Garmin Connect also provides monthly progress reports, feeding you data on things like your average heart rate versus average pace for the year, or your typical cadence. You can also search for popular routes in your area—and then compete against other runners who have completed the same ones.
Upward uses the app with her Garmin Forerunner by programming workouts into it ahead of time. “This allows me to focus on my movement and efforts, without constantly looking at my watch,” she says.
9. Final Surge (free, iOS and Android)
Download if… you work with a running coach IRL.
Final Surge is great if you have a run coach. It allows you to interact without meeting in person—you can send messages back and forth right in the app and check in on your weekly workout schedule. “My coach posts my workouts [on this app] and we can both comment on it to share reviews and feedback on my workouts,” Upward says. “It allows us to go back and review my progress. It also helps me plug in strength training workouts to track my holistic training.” It also syncs with Garmin and Strava, so you can have a complete view of all your data.
10. Training Peaks (free, iOS and Android, or $ 20/month for premium)
Download if… journaling helps you keep track of your training goals.
Training Peaks makes it super easy to plan out runs for the week (a feature in the premium version) and keep a journal of how each one went, runner Tracy Thong says. “You have the option to add notes about how each run felt, and also track your progress through the journey to 26.2,” she adds. You can also check the time you spent in different training zones—important when you’re aiming for a recovery run versus a tempo run—or keep an eye on how many miles you’ve put into your sneakers.
Download if… you get super nervous before long runs.
“I started getting into meditation during marathon training, because I was so stressed leading up to a long run, and I needed a better way to cope with those thoughts and fears,” runner Liz Ruggi says. That can be a pretty common feeling for anyone looking to take on 14, 16, or 20 miles—especially for the first time. “I tried to use the app at least once a week to set aside time for processing these emotions. I love that it helped change my relationship with anxiety and fear,” she continues. The app also taught her the mantra she repeats to herself on race day: “Strength and courage in; self-doubt out.”
12. New York Road Runner’s Virtual Trainer ($ 50 for a 12-week plan, syncs with Strava)
Download if… you’re looking for a training plan and race time predictor.

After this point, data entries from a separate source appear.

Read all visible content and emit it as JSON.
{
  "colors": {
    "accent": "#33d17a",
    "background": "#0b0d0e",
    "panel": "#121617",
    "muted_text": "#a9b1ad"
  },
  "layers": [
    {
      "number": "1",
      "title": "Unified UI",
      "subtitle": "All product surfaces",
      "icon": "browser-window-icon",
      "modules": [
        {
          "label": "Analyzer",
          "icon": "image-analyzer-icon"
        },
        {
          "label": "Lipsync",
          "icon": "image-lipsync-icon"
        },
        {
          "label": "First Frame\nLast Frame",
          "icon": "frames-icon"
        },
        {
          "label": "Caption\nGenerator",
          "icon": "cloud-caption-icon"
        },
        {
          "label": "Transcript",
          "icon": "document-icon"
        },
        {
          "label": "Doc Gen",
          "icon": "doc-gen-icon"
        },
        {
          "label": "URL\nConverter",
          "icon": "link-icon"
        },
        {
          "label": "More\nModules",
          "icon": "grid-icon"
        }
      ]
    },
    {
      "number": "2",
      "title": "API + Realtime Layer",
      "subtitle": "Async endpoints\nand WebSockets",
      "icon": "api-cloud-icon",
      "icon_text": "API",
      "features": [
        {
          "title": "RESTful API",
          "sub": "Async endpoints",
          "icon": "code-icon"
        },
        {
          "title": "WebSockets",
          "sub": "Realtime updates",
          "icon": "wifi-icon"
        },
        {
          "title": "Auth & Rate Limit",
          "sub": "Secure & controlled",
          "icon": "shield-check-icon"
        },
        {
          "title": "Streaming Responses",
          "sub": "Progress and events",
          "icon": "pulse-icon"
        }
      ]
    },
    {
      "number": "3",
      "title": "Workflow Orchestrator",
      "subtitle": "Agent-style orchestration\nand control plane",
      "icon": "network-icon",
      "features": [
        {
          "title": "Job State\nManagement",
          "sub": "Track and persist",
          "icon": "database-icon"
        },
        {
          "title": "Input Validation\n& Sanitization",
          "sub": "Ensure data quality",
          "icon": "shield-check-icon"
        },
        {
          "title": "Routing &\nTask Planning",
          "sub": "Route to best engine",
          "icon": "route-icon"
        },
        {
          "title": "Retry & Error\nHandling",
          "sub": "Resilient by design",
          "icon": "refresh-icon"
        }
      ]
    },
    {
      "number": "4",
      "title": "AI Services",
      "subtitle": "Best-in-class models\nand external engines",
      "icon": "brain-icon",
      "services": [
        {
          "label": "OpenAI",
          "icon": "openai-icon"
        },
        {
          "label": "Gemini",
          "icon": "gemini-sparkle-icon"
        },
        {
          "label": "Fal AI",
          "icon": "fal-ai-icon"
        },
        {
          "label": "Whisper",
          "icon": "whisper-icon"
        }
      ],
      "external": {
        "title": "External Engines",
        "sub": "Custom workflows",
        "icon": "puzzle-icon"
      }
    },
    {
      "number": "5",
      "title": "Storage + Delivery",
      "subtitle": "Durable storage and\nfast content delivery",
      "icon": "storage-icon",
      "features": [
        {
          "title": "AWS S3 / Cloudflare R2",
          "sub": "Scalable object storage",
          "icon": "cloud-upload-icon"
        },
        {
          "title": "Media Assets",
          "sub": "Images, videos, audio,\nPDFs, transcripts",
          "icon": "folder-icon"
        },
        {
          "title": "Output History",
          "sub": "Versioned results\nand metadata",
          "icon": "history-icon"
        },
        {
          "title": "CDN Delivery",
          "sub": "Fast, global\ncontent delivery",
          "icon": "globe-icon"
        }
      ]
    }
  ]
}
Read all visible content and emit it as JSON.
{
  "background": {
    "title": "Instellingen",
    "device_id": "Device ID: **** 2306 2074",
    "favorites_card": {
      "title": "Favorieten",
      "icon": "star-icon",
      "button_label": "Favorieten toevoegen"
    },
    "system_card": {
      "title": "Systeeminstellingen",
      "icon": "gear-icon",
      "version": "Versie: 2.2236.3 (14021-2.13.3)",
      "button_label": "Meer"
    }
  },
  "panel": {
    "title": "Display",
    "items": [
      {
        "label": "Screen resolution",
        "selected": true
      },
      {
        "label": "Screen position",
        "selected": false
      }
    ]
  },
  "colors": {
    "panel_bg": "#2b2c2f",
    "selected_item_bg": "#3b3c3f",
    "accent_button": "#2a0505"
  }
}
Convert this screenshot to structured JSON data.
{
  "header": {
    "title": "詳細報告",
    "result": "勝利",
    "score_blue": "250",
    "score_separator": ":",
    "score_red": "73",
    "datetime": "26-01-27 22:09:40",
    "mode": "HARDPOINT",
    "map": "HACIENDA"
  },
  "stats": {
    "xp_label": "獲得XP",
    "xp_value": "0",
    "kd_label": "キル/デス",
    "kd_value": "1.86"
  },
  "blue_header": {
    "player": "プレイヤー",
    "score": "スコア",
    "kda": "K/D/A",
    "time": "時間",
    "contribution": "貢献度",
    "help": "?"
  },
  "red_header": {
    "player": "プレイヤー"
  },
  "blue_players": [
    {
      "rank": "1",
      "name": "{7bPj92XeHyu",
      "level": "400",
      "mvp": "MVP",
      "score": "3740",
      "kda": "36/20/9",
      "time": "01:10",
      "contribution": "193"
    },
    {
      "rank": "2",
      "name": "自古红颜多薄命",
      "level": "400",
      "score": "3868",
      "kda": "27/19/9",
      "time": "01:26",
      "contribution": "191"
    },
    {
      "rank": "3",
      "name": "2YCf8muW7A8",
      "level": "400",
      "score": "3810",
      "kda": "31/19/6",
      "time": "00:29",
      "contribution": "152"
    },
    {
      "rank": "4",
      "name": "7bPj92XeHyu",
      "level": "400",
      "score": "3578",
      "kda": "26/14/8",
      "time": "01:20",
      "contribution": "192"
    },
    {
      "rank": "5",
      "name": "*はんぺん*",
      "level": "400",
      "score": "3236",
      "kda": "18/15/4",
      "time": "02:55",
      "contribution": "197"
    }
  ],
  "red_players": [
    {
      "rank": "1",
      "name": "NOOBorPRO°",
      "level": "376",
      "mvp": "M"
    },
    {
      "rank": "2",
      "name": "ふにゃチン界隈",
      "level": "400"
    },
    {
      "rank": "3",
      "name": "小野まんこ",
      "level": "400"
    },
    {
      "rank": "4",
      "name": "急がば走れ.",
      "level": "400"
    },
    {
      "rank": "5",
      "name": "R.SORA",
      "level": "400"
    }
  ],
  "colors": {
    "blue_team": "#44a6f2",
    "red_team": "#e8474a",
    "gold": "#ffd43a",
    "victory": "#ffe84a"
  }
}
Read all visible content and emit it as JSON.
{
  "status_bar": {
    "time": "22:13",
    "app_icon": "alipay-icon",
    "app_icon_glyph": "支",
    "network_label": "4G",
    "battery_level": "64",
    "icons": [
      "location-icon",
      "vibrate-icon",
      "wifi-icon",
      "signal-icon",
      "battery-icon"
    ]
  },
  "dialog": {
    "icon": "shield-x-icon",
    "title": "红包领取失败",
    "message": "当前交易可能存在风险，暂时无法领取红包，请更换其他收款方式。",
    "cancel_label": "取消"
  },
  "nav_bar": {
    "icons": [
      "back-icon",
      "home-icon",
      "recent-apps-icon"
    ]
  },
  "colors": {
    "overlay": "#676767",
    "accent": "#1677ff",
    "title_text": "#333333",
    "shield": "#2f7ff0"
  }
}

So this technically isn’t an app, but Fludd also swears by the NYRR training plan, which she's been following every day as she trains for her first marathon. It syncs with the Strava app (rather than coming as a separate app, though the training plan itself is mobile-friendly). “It calculates your pace and projected finish time for the marathon using recent race stats, and it adjusts workouts based on when you want to run and how aggressive you want to be,” Fludd says. Workouts include intervals, hills, and options for cross-training.